SINGAPORE - At least 2,500 listings of tainted health products, or products making false or misleading health claims, on local e-commerce platforms have been removed.
The Health Sciences Authority (HSA) said on Thursday (March 19) that the products were removed after Internet-based enforcement action coordinated by Interpol, the International Criminal Police Organisation, between March 3 and 10.
HSA has taken part in this global week of action for 13 consecutive years. Ninety countries took part this year.
Over the week, HSA intensified online surveillance to detect and disrupt the sale of illegal health products, the authority said.

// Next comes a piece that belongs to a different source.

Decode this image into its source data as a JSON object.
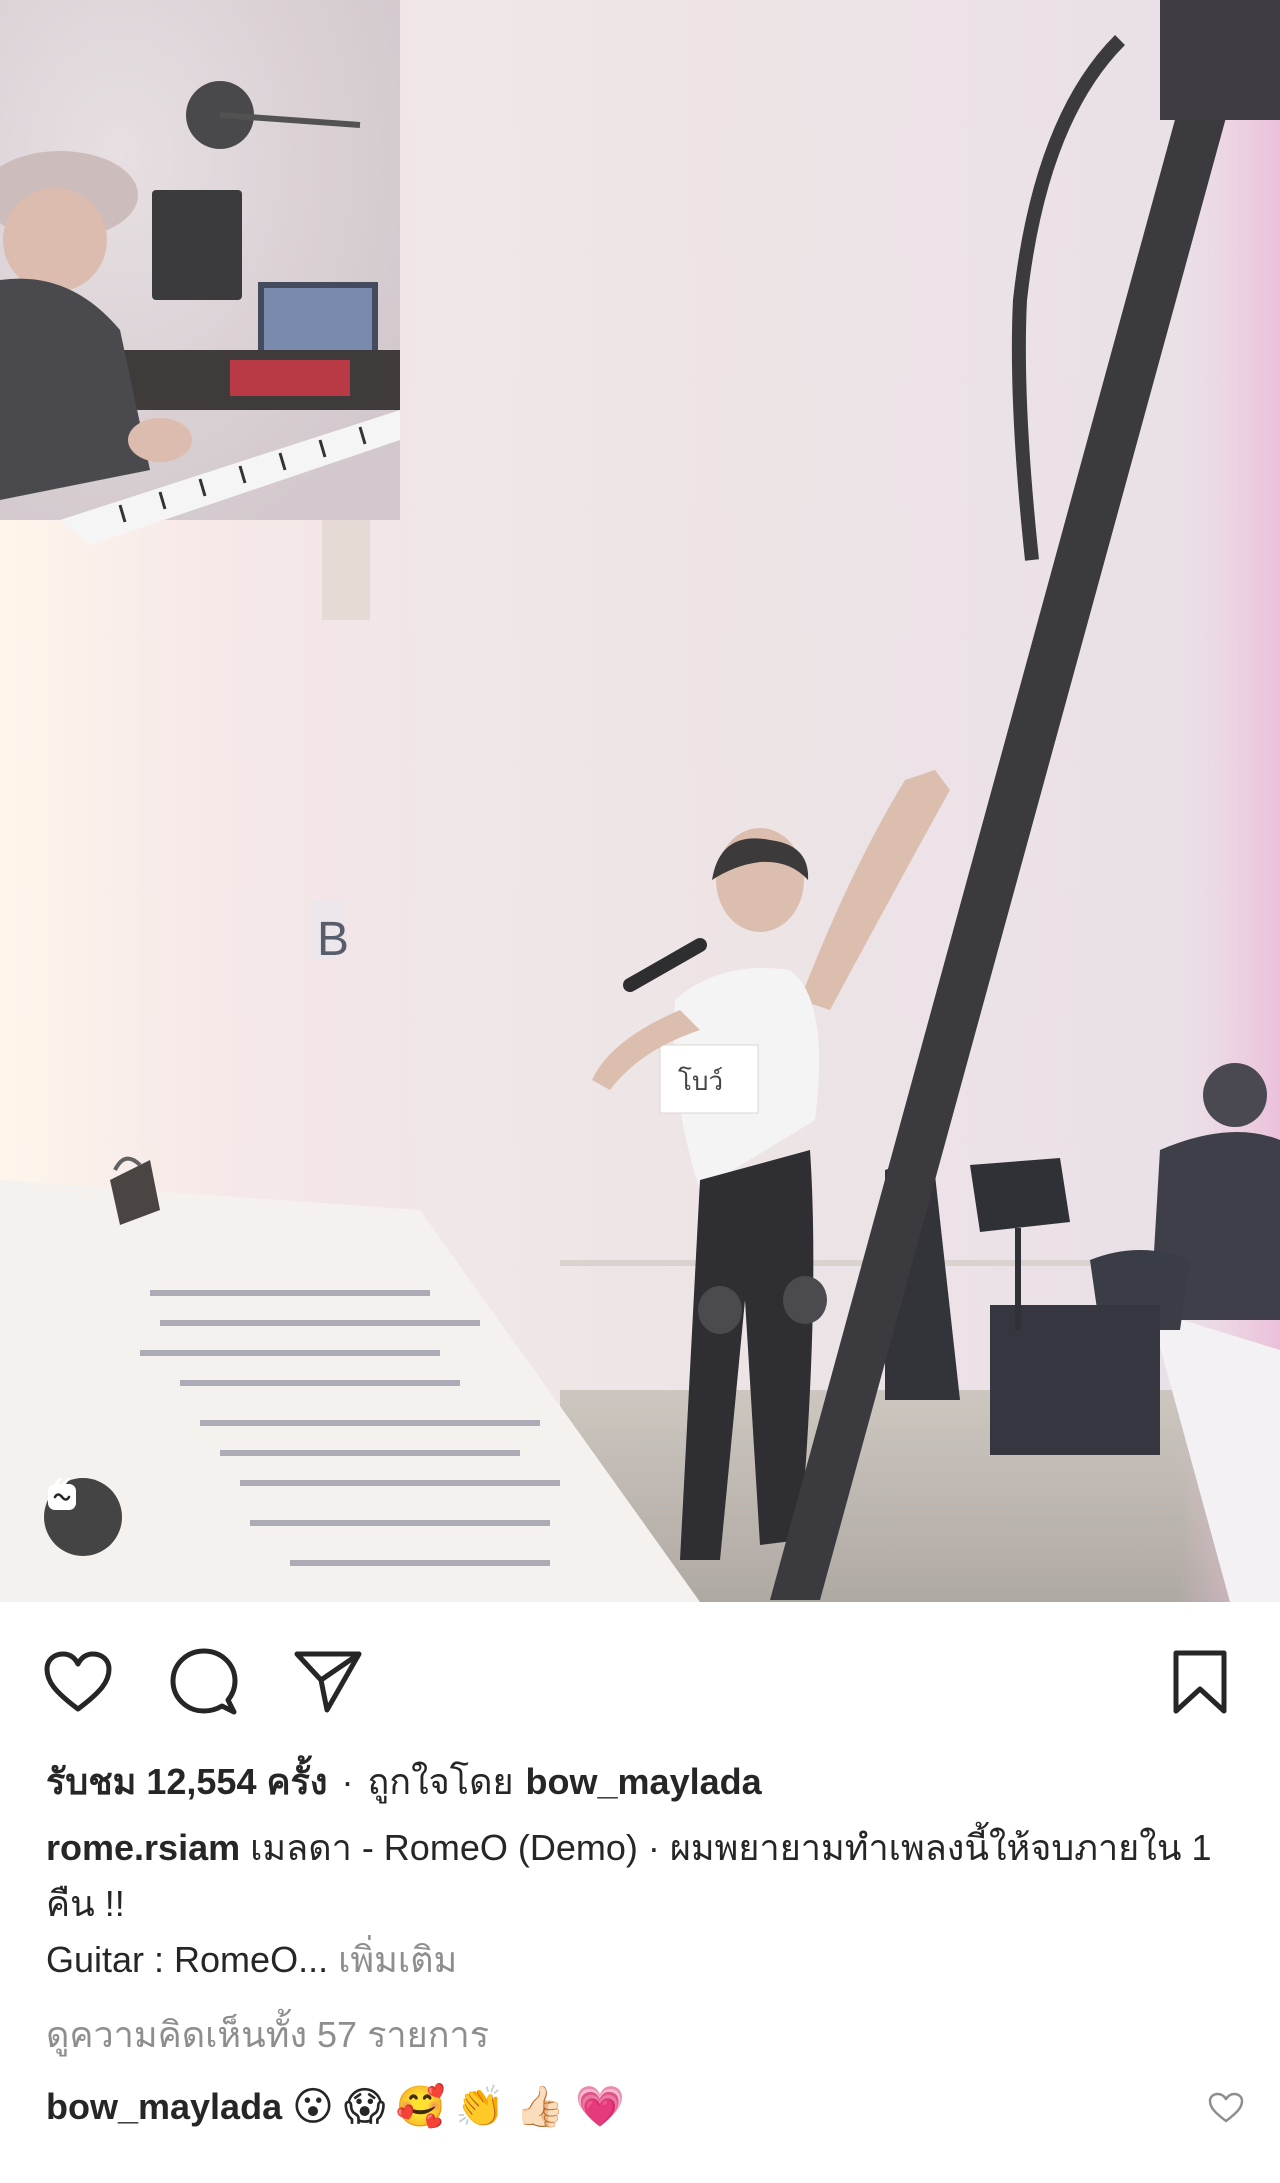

About half of the listings taken down were for products falsely claiming or misleading buyers into thinking the products could prevent or treat Covid-19, the disease caused by the coronavirus.
These included health supplements, herbs, traditional medicines, and test kits which claimed to "strengthen the immune system against the coronavirus" or "prevent and cure coronavirus" or detect the virus in under 10 minutes, HSA said.
HSA clarified that there is no evidence these products can prevent, treat, or test for Covid-19. Testing for the virus can be done only by clinical laboratories or medical professionals in clinics and hospitals to ensure proper accuracy and diagnosis.
Aside from coronavirus-related listings, more than 32 per cent of the products taken down were adulterated lifestyle products such as weight loss pills, sexual enhancement medicines and cosmetic products, some of which contained potent medicinal ingredients.
Many of these sellers disguised their products as common household items such as soaps and shampoos when they were, in fact, illegal medicinal products and creams to evade the authorities and the e-commerce platform administrators.
Between Jan 1 and March 10, more than 1,100 of these sellers were issued warnings.
The investigations also found that some sellers were selling leftover or unused prescribed health products such as steroid creams, antibiotic creams and painkillers.
Many of these were listed by first-time sellers who claimed to be ignorant of the fact that prescription medicines can be provided only by doctors, and selling prescription medicines is an offence under the Health Products Act.
HSA also advised the public to be cautious when buying health products online, especially if they are cheaper, since the lower prices may be due to unsafe and inferior ingredients, manufacturing methods and storage conditions.
Buyers should also be wary of products that claim to have been developed based on scientific studies, as these often cannot be verified.
As there is no evidence that any health supplement, Chinese medicine, traditional medicine, herbs or "clip-on" products, that are clipped onto clothing, can boost the immune system to prevent, protect against or treat Covid-19, these claims are misleading.
There is also no evidence that test kits bought online can detect the novel coronavirus accurately within minutes.
Consumers who use these test kits may end up with a false sense of security and delay seeking treatment.
Consumers who buy health products online should do so only from websites with an established retail presence in Singapore.
"HSA takes a serious view against those engaged in the sale and supply of health products that are adulterated or carry misleading claims, and will take strong enforcement action against such persons," the authority said.
Those found guilty of supplying such health products may be jailed for up to three years, fined up to $100,000, or both.
Members of the public who come across illegal, counterfeit or other suspicious health products are encouraged to contact HSA on 6866-3485 or through e-mail.